— GOAL OF THE EXERCISE —
Each line of the data should be given again exactly.

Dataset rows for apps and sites

◆ ◆ ◆ ◆ ◆

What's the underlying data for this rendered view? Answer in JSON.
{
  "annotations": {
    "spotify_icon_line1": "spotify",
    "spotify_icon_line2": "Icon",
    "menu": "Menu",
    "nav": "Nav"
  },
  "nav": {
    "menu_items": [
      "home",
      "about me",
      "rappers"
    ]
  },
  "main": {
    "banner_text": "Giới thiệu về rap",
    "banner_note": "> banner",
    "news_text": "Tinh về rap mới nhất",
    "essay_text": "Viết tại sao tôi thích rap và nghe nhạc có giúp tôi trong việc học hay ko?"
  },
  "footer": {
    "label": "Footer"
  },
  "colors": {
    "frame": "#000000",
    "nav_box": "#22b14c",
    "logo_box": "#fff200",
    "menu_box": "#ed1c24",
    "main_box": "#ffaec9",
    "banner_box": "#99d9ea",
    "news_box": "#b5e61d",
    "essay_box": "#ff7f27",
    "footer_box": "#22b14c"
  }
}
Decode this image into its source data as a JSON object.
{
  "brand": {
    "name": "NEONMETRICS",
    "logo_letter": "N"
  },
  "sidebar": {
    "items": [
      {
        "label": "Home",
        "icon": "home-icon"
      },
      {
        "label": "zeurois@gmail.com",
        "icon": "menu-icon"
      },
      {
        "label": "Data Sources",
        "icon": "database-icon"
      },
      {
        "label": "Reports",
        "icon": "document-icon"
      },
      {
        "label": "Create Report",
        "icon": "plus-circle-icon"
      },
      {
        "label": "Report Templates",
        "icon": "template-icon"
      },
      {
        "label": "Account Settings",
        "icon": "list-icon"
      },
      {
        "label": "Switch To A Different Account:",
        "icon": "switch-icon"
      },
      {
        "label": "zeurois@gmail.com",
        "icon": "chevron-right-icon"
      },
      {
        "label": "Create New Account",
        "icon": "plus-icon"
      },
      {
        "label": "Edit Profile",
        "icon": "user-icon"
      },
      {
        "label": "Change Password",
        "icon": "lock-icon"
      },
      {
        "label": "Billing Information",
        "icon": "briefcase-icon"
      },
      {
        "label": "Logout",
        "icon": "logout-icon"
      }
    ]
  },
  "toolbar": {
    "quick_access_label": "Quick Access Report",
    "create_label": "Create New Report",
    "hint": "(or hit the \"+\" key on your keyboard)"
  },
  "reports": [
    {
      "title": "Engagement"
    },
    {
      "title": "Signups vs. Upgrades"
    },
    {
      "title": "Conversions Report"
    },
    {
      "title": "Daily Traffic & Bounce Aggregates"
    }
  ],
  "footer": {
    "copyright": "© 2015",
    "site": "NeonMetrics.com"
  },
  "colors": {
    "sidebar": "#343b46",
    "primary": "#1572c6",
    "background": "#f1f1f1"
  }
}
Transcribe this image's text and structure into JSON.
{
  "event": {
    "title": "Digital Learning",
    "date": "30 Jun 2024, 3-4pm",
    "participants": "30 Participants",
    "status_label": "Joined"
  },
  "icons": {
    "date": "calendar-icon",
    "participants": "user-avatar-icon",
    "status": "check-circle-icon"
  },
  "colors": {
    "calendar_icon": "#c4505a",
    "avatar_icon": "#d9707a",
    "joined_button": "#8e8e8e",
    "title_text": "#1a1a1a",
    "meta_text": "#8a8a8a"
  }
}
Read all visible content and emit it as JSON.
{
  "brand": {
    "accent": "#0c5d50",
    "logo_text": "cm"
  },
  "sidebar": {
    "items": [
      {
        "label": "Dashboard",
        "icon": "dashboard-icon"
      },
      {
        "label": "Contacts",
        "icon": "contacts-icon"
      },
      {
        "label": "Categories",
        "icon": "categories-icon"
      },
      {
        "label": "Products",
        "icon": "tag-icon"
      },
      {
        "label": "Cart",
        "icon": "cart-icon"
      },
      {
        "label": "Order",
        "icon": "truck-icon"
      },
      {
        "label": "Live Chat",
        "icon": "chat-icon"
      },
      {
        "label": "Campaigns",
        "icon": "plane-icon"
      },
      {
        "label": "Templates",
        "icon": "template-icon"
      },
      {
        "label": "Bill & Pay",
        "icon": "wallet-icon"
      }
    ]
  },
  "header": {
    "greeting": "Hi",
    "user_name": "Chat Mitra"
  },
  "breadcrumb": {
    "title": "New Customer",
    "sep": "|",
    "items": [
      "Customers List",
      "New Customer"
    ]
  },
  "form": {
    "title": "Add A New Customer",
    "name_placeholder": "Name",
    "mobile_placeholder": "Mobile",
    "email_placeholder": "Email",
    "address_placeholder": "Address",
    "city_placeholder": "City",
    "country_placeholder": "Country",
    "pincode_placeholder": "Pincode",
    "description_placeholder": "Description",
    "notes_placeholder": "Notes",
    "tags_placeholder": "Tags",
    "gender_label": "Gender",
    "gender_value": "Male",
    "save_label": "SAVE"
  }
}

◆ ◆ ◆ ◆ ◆

— WRITTEN RESPONSE —
What's the underlying data for this rendered view? Answer in JSON.
{
  "annotations": {
    "spotify_icon_line1": "spotify",
    "spotify_icon_line2": "Icon",
    "menu": "Menu",
    "nav": "Nav"
  },
  "nav": {
    "menu_items": [
      "home",
      "about me",
      "rappers"
    ]
  },
  "main": {
    "banner_text": "Giới thiệu về rap",
    "banner_note": "> banner",
    "news_text": "Tinh về rap mới nhất",
    "essay_text": "Viết tại sao tôi thích rap và nghe nhạc có giúp tôi trong việc học hay ko?"
  },
  "footer": {
    "label": "Footer"
  },
  "colors": {
    "frame": "#000000",
    "nav_box": "#22b14c",
    "logo_box": "#fff200",
    "menu_box": "#ed1c24",
    "main_box": "#ffaec9",
    "banner_box": "#99d9ea",
    "news_box": "#b5e61d",
    "essay_box": "#ff7f27",
    "footer_box": "#22b14c"
  }
}
Decode this image into its source data as a JSON object.
{
  "brand": {
    "name": "NEONMETRICS",
    "logo_letter": "N"
  },
  "sidebar": {
    "items": [
      {
        "label": "Home",
        "icon": "home-icon"
      },
      {
        "label": "zeurois@gmail.com",
        "icon": "menu-icon"
      },
      {
        "label": "Data Sources",
        "icon": "database-icon"
      },
      {
        "label": "Reports",
        "icon": "document-icon"
      },
      {
        "label": "Create Report",
        "icon": "plus-circle-icon"
      },
      {
        "label": "Report Templates",
        "icon": "template-icon"
      },
      {
        "label": "Account Settings",
        "icon": "list-icon"
      },
      {
        "label": "Switch To A Different Account:",
        "icon": "switch-icon"
      },
      {
        "label": "zeurois@gmail.com",
        "icon": "chevron-right-icon"
      },
      {
        "label": "Create New Account",
        "icon": "plus-icon"
      },
      {
        "label": "Edit Profile",
        "icon": "user-icon"
      },
      {
        "label": "Change Password",
        "icon": "lock-icon"
      },
      {
        "label": "Billing Information",
        "icon": "briefcase-icon"
      },
      {
        "label": "Logout",
        "icon": "logout-icon"
      }
    ]
  },
  "toolbar": {
    "quick_access_label": "Quick Access Report",
    "create_label": "Create New Report",
    "hint": "(or hit the \"+\" key on your keyboard)"
  },
  "reports": [
    {
      "title": "Engagement"
    },
    {
      "title": "Signups vs. Upgrades"
    },
    {
      "title": "Conversions Report"
    },
    {
      "title": "Daily Traffic & Bounce Aggregates"
    }
  ],
  "footer": {
    "copyright": "© 2015",
    "site": "NeonMetrics.com"
  },
  "colors": {
    "sidebar": "#343b46",
    "primary": "#1572c6",
    "background": "#f1f1f1"
  }
}
Transcribe this image's text and structure into JSON.
{
  "event": {
    "title": "Digital Learning",
    "date": "30 Jun 2024, 3-4pm",
    "participants": "30 Participants",
    "status_label": "Joined"
  },
  "icons": {
    "date": "calendar-icon",
    "participants": "user-avatar-icon",
    "status": "check-circle-icon"
  },
  "colors": {
    "calendar_icon": "#c4505a",
    "avatar_icon": "#d9707a",
    "joined_button": "#8e8e8e",
    "title_text": "#1a1a1a",
    "meta_text": "#8a8a8a"
  }
}
Read all visible content and emit it as JSON.
{
  "brand": {
    "accent": "#0c5d50",
    "logo_text": "cm"
  },
  "sidebar": {
    "items": [
      {
        "label": "Dashboard",
        "icon": "dashboard-icon"
      },
      {
        "label": "Contacts",
        "icon": "contacts-icon"
      },
      {
        "label": "Categories",
        "icon": "categories-icon"
      },
      {
        "label": "Products",
        "icon": "tag-icon"
      },
      {
        "label": "Cart",
        "icon": "cart-icon"
      },
      {
        "label": "Order",
        "icon": "truck-icon"
      },
      {
        "label": "Live Chat",
        "icon": "chat-icon"
      },
      {
        "label": "Campaigns",
        "icon": "plane-icon"
      },
      {
        "label": "Templates",
        "icon": "template-icon"
      },
      {
        "label": "Bill & Pay",
        "icon": "wallet-icon"
      }
    ]
  },
  "header": {
    "greeting": "Hi",
    "user_name": "Chat Mitra"
  },
  "breadcrumb": {
    "title": "New Customer",
    "sep": "|",
    "items": [
      "Customers List",
      "New Customer"
    ]
  },
  "form": {
    "title": "Add A New Customer",
    "name_placeholder": "Name",
    "mobile_placeholder": "Mobile",
    "email_placeholder": "Email",
    "address_placeholder": "Address",
    "city_placeholder": "City",
    "country_placeholder": "Country",
    "pincode_placeholder": "Pincode",
    "description_placeholder": "Description",
    "notes_placeholder": "Notes",
    "tags_placeholder": "Tags",
    "gender_label": "Gender",
    "gender_value": "Male",
    "save_label": "SAVE"
  }
}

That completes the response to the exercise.